Have you made school-wide behavior and academic adjustments that are missing the mark? If this is true, and you don’t have a current Response to Intervention Team (RTI) in place, it’s time to develop one. Launching an RTI team takes commitment, but it doesn’t have to wait until a new school year. Follow these steps to launch an RTI team now.
Have you made school-wide behavior and academic adjustments that are missing the mark? If this is true, and you don’t have a current Response to Intervention (RTI) Team in place, it’s time to develop one. Launching an RTI team takes commitment, but it doesn’t have to wait until a new school year. Follow these steps to launch an RTI team now.
Pick an RTI Leader to Implement the Plan
Ideally, one leader would manage RTI, but there can be other school professionals that hold this title until the school can prioritize an RTI Coordinator in the budget. Some schools have used social workers or assistant principals to manage this process.
The RTI leader establishes protocol, checks with all parties to ensure that the RTI process is used with fidelity and integrity, and consults with outside professionals to further develop the program.
Responsibilities a RTI leader include:
- Clarify the RTI process and protocol
- Orient RTI team by clarifying roles and responsibilities
- Train full staff on RTI process and procedures
- Develop schedule for and lead RTI meetings
- Set meeting agenda, take notes and follow up on action items
- Clarify data systems
- Organize screenings
- Analyze data
- Meet with RTI team members individually to monitor progress and give feedback
- Assess RTI trends and lead in problem solving
- Find academic, behavioral, social and emotional research- based interventions in conjunction with service providers and external experts
- Manage and develop interventionists
- Lead professional develop for interventionist
Develop an RTI Team With Clear Roles and Responsibilities
RTI teams meet routinely to assess student data and develop solutions for students that aren’t making growth. The team includes experts that bring a deep lens for problem solving in their particular field. RTI teams can include, but are not limited to the following members:
- General Education Teacher
- Qualified School Social Worker or Counselor
- RTI Coordinator
- School Administrator
- School Nurse
- School Psychologist
- Speech Therapist
Additionally, RTI teams seek input from other service providers and community influencers depending on student needs.
Set Up a RTI Meeting Calendar
Because many of the RTI team members have other responsibilities, the RTI leader should find a routine meeting time that works for all team members. The team should meet as often as necessary. Weekly to bi-weekly is standard, but if there is a low level of need, meeting monthly could suffice.
Meetings will need to be at least one hour long and should be built around a year long calendar that clarifies the purpose of meetings.
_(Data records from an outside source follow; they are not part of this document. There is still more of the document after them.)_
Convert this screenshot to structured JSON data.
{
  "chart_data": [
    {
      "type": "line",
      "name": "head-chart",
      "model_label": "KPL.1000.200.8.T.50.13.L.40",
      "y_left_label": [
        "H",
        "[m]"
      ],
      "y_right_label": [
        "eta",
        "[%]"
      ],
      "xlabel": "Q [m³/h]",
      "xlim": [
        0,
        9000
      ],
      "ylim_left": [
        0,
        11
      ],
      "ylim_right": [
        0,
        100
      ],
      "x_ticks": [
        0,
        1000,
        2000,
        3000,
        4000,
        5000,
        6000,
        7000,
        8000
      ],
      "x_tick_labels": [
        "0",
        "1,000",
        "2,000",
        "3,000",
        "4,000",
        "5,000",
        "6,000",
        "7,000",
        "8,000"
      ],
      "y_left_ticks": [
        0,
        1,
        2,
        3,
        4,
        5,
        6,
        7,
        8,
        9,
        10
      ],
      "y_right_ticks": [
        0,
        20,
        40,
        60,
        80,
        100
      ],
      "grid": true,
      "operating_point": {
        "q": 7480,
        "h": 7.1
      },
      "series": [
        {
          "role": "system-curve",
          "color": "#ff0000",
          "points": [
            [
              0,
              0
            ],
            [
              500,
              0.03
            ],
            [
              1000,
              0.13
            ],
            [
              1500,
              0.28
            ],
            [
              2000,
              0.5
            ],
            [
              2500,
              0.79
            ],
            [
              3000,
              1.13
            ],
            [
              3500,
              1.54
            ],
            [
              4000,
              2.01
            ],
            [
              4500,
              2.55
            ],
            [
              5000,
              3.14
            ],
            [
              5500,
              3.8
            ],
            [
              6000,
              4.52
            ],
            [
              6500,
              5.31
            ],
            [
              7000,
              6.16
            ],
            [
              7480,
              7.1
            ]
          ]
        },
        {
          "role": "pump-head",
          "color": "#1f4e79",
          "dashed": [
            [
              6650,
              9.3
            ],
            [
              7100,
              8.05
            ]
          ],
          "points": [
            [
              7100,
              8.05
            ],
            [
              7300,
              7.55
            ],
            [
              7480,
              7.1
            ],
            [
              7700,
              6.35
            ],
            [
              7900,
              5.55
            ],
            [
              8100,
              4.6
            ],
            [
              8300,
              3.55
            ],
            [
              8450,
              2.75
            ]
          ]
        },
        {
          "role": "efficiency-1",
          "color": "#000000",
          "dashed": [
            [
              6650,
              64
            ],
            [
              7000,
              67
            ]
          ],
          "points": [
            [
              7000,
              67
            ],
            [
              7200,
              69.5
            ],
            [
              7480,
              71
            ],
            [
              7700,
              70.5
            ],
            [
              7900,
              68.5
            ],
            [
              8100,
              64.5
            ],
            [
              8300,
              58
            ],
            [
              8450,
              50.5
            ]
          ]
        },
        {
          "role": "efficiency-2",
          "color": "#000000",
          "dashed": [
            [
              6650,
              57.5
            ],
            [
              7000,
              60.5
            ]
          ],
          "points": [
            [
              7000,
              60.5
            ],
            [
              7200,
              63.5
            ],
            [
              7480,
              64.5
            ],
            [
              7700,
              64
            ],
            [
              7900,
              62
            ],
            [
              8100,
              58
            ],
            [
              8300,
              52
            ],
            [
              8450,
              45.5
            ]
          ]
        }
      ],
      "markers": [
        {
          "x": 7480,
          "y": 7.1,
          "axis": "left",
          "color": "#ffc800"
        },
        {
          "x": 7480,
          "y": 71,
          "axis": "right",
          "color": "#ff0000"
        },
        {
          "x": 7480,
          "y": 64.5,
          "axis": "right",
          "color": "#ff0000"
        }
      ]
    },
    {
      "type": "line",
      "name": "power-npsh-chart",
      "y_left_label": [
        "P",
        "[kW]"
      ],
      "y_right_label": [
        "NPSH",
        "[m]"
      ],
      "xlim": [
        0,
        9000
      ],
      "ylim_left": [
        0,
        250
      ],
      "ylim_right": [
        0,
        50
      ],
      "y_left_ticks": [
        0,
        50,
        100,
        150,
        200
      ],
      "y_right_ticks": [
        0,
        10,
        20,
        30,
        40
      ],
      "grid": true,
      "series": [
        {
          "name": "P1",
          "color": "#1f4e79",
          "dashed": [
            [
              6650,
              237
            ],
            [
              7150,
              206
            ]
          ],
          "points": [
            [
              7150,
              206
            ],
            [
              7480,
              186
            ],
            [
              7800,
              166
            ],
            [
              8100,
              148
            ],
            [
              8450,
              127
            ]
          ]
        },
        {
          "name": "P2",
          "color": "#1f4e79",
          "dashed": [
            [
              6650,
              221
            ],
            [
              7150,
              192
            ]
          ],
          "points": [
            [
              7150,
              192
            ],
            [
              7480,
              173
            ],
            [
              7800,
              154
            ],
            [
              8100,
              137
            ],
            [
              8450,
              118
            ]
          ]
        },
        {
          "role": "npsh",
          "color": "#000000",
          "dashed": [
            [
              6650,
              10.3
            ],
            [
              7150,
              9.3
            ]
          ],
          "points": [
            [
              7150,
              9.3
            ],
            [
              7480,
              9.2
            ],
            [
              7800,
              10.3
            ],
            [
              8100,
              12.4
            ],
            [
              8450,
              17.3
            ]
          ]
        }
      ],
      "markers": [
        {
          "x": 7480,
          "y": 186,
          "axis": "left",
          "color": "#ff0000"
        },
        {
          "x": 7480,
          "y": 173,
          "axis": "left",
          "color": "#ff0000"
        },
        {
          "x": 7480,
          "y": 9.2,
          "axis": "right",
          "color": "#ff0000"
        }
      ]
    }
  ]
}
Here is a sample calendar that outlines how meetings can be organized.
RTI teams can help schools have research-based responses to student needs. They are able to critically think about the students’ needs and apply research-based practices that will support growth. Pick a balance of leaders that can best reflect and support the needs of your school.There are already a handful of qualified individuals in the school that you can use to become more intentional about student support. Make a few revisions that will support an RTI team that helps your school reach its big goals.
Here at Kickboard, we have seen schools develop and improve Response to Intervention systems using our mobile app, web platform and professional development services. Subscribe to our blog to learn more about how to develop RTI processes and run efficient meetings that promote student growth.